[Data extracted from a collection]
|---|

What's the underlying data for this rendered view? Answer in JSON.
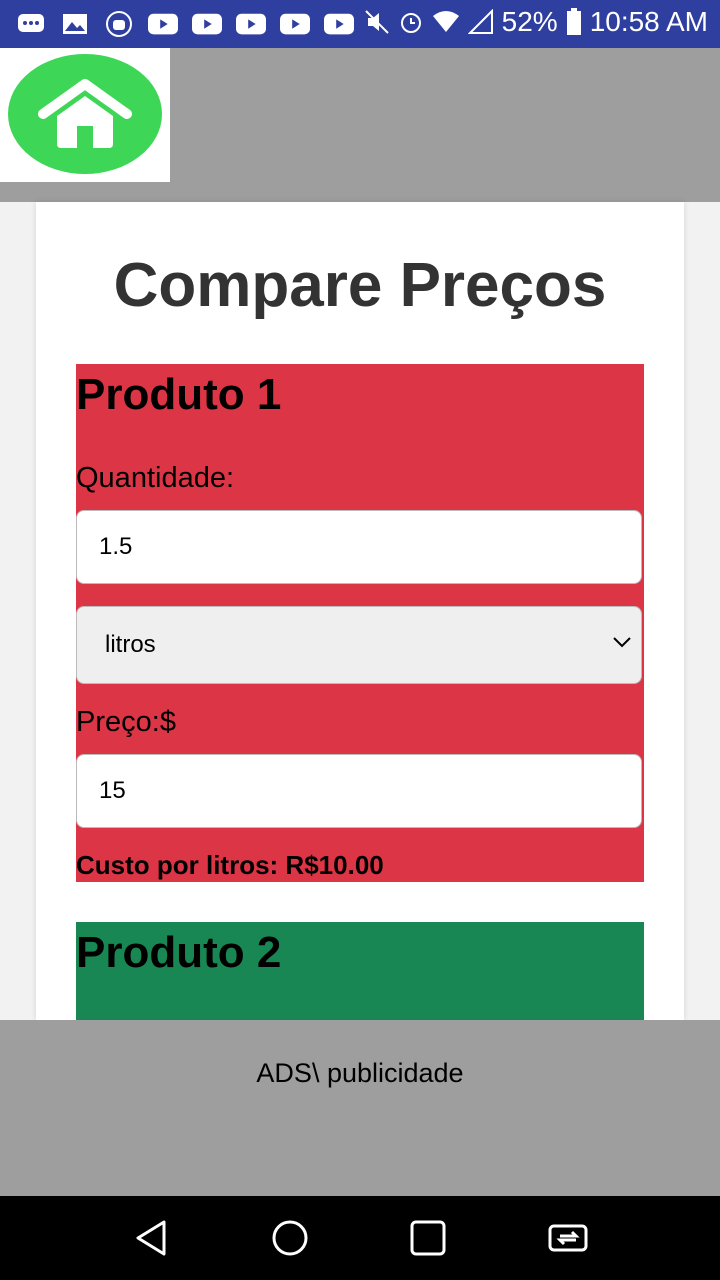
{
  "status_bar": {
    "battery": "52%",
    "time": "10:58 AM",
    "left_icons": [
      "chat-icon",
      "image-icon",
      "android-icon",
      "youtube-icon",
      "youtube-icon",
      "youtube-icon",
      "youtube-icon",
      "youtube-icon"
    ],
    "right_icons": [
      "mute-icon",
      "alarm-icon",
      "wifi-icon",
      "signal-icon",
      "battery-icon"
    ]
  },
  "header": {
    "home_icon": "home-icon",
    "accent_color": "#3dd656"
  },
  "main": {
    "title": "Compare Preços",
    "product1": {
      "title": "Produto 1",
      "quantity_label": "Quantidade:",
      "quantity_value": "1.5",
      "unit_selected": "litros",
      "price_label": "Preço:$",
      "price_value": "15",
      "result": "Custo por litros: R$10.00",
      "color": "#dc3545"
    },
    "product2": {
      "title": "Produto 2",
      "color": "#198754"
    }
  },
  "ads": {
    "text": "ADS\\ publicidade"
  },
  "navbar": {
    "icons": [
      "back-icon",
      "home-circle-icon",
      "recents-icon",
      "screen-mirror-icon"
    ]
  }
}
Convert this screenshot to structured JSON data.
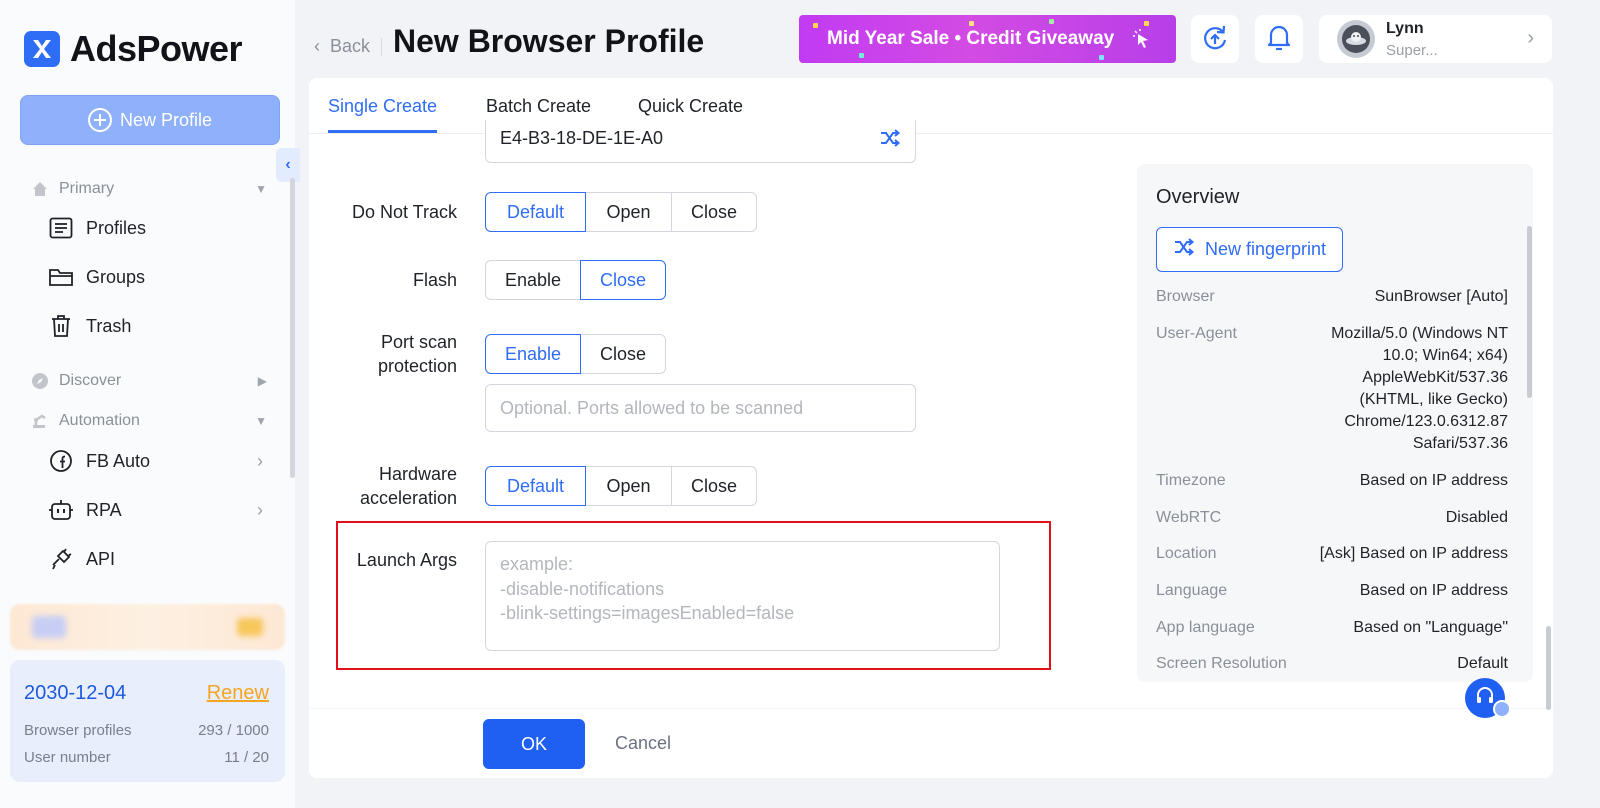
{
  "app": {
    "name": "AdsPower"
  },
  "sidebar": {
    "new_profile_label": "New Profile",
    "sections": {
      "primary": "Primary",
      "discover": "Discover",
      "automation": "Automation"
    },
    "items": {
      "profiles": "Profiles",
      "groups": "Groups",
      "trash": "Trash",
      "fb_auto": "FB Auto",
      "rpa": "RPA",
      "api": "API"
    },
    "plan": {
      "expiry": "2030-12-04",
      "renew_label": "Renew",
      "browser_profiles_label": "Browser profiles",
      "browser_profiles_value": "293 / 1000",
      "user_number_label": "User number",
      "user_number_value": "11 / 20"
    }
  },
  "header": {
    "back_label": "Back",
    "title": "New Browser Profile",
    "banner_text": "Mid Year Sale • Credit Giveaway",
    "user": {
      "name": "Lynn",
      "role": "Super..."
    }
  },
  "tabs": [
    "Single Create",
    "Batch Create",
    "Quick Create"
  ],
  "form": {
    "mac_value": "E4-B3-18-DE-1E-A0",
    "do_not_track": {
      "label": "Do Not Track",
      "options": [
        "Default",
        "Open",
        "Close"
      ],
      "selected": "Default"
    },
    "flash": {
      "label": "Flash",
      "options": [
        "Enable",
        "Close"
      ],
      "selected": "Close"
    },
    "port_scan": {
      "label_line1": "Port scan",
      "label_line2": "protection",
      "options": [
        "Enable",
        "Close"
      ],
      "selected": "Enable",
      "placeholder": "Optional. Ports allowed to be scanned"
    },
    "hardware_accel": {
      "label_line1": "Hardware",
      "label_line2": "acceleration",
      "options": [
        "Default",
        "Open",
        "Close"
      ],
      "selected": "Default"
    },
    "launch_args": {
      "label": "Launch Args",
      "placeholder_lines": [
        "example:",
        "-disable-notifications",
        "-blink-settings=imagesEnabled=false"
      ]
    },
    "ok_label": "OK",
    "cancel_label": "Cancel"
  },
  "overview": {
    "title": "Overview",
    "new_fingerprint_label": "New fingerprint",
    "rows": {
      "browser": {
        "key": "Browser",
        "value": "SunBrowser [Auto]"
      },
      "user_agent": {
        "key": "User-Agent",
        "lines": [
          "Mozilla/5.0 (Windows NT",
          "10.0; Win64; x64)",
          "AppleWebKit/537.36",
          "(KHTML, like Gecko)",
          "Chrome/123.0.6312.87",
          "Safari/537.36"
        ]
      },
      "timezone": {
        "key": "Timezone",
        "value": "Based on IP address"
      },
      "webrtc": {
        "key": "WebRTC",
        "value": "Disabled"
      },
      "location": {
        "key": "Location",
        "value": "[Ask] Based on IP address"
      },
      "language": {
        "key": "Language",
        "value": "Based on IP address"
      },
      "app_language": {
        "key": "App language",
        "value": "Based on \"Language\""
      },
      "screen_resolution": {
        "key": "Screen Resolution",
        "value": "Default"
      }
    }
  },
  "colors": {
    "accent": "#2f6df6",
    "primary_button": "#1f5ff2",
    "renew": "#f5a524",
    "highlight_box": "#e2101b"
  },
  "icons": {
    "logo": "adspower-logo-icon",
    "profiles": "list-icon",
    "groups": "folder-icon",
    "trash": "trash-icon",
    "discover": "compass-icon",
    "automation": "robot-arm-icon",
    "fb_auto": "facebook-icon",
    "rpa": "robot-icon",
    "api": "plug-icon",
    "sync": "cloud-sync-icon",
    "notifications": "bell-icon",
    "shuffle": "shuffle-icon",
    "support": "headset-icon"
  }
}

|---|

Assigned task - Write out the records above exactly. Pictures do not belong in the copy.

Exercise output -
What's the underlying data for this rendered view? Answer in JSON.
{
  "status_bar": {
    "battery": "52%",
    "time": "10:58 AM",
    "left_icons": [
      "chat-icon",
      "image-icon",
      "android-icon",
      "youtube-icon",
      "youtube-icon",
      "youtube-icon",
      "youtube-icon",
      "youtube-icon"
    ],
    "right_icons": [
      "mute-icon",
      "alarm-icon",
      "wifi-icon",
      "signal-icon",
      "battery-icon"
    ]
  },
  "header": {
    "home_icon": "home-icon",
    "accent_color": "#3dd656"
  },
  "main": {
    "title": "Compare Preços",
    "product1": {
      "title": "Produto 1",
      "quantity_label": "Quantidade:",
      "quantity_value": "1.5",
      "unit_selected": "litros",
      "price_label": "Preço:$",
      "price_value": "15",
      "result": "Custo por litros: R$10.00",
      "color": "#dc3545"
    },
    "product2": {
      "title": "Produto 2",
      "color": "#198754"
    }
  },
  "ads": {
    "text": "ADS\\ publicidade"
  },
  "navbar": {
    "icons": [
      "back-icon",
      "home-circle-icon",
      "recents-icon",
      "screen-mirror-icon"
    ]
  }
}
Convert this screenshot to structured JSON data.
{
  "app": {
    "name": "AdsPower"
  },
  "sidebar": {
    "new_profile_label": "New Profile",
    "sections": {
      "primary": "Primary",
      "discover": "Discover",
      "automation": "Automation"
    },
    "items": {
      "profiles": "Profiles",
      "groups": "Groups",
      "trash": "Trash",
      "fb_auto": "FB Auto",
      "rpa": "RPA",
      "api": "API"
    },
    "plan": {
      "expiry": "2030-12-04",
      "renew_label": "Renew",
      "browser_profiles_label": "Browser profiles",
      "browser_profiles_value": "293 / 1000",
      "user_number_label": "User number",
      "user_number_value": "11 / 20"
    }
  },
  "header": {
    "back_label": "Back",
    "title": "New Browser Profile",
    "banner_text": "Mid Year Sale • Credit Giveaway",
    "user": {
      "name": "Lynn",
      "role": "Super..."
    }
  },
  "tabs": [
    "Single Create",
    "Batch Create",
    "Quick Create"
  ],
  "form": {
    "mac_value": "E4-B3-18-DE-1E-A0",
    "do_not_track": {
      "label": "Do Not Track",
      "options": [
        "Default",
        "Open",
        "Close"
      ],
      "selected": "Default"
    },
    "flash": {
      "label": "Flash",
      "options": [
        "Enable",
        "Close"
      ],
      "selected": "Close"
    },
    "port_scan": {
      "label_line1": "Port scan",
      "label_line2": "protection",
      "options": [
        "Enable",
        "Close"
      ],
      "selected": "Enable",
      "placeholder": "Optional. Ports allowed to be scanned"
    },
    "hardware_accel": {
      "label_line1": "Hardware",
      "label_line2": "acceleration",
      "options": [
        "Default",
        "Open",
        "Close"
      ],
      "selected": "Default"
    },
    "launch_args": {
      "label": "Launch Args",
      "placeholder_lines": [
        "example:",
        "-disable-notifications",
        "-blink-settings=imagesEnabled=false"
      ]
    },
    "ok_label": "OK",
    "cancel_label": "Cancel"
  },
  "overview": {
    "title": "Overview",
    "new_fingerprint_label": "New fingerprint",
    "rows": {
      "browser": {
        "key": "Browser",
        "value": "SunBrowser [Auto]"
      },
      "user_agent": {
        "key": "User-Agent",
        "lines": [
          "Mozilla/5.0 (Windows NT",
          "10.0; Win64; x64)",
          "AppleWebKit/537.36",
          "(KHTML, like Gecko)",
          "Chrome/123.0.6312.87",
          "Safari/537.36"
        ]
      },
      "timezone": {
        "key": "Timezone",
        "value": "Based on IP address"
      },
      "webrtc": {
        "key": "WebRTC",
        "value": "Disabled"
      },
      "location": {
        "key": "Location",
        "value": "[Ask] Based on IP address"
      },
      "language": {
        "key": "Language",
        "value": "Based on IP address"
      },
      "app_language": {
        "key": "App language",
        "value": "Based on \"Language\""
      },
      "screen_resolution": {
        "key": "Screen Resolution",
        "value": "Default"
      }
    }
  },
  "colors": {
    "accent": "#2f6df6",
    "primary_button": "#1f5ff2",
    "renew": "#f5a524",
    "highlight_box": "#e2101b"
  },
  "icons": {
    "logo": "adspower-logo-icon",
    "profiles": "list-icon",
    "groups": "folder-icon",
    "trash": "trash-icon",
    "discover": "compass-icon",
    "automation": "robot-arm-icon",
    "fb_auto": "facebook-icon",
    "rpa": "robot-icon",
    "api": "plug-icon",
    "sync": "cloud-sync-icon",
    "notifications": "bell-icon",
    "shuffle": "shuffle-icon",
    "support": "headset-icon"
  }
}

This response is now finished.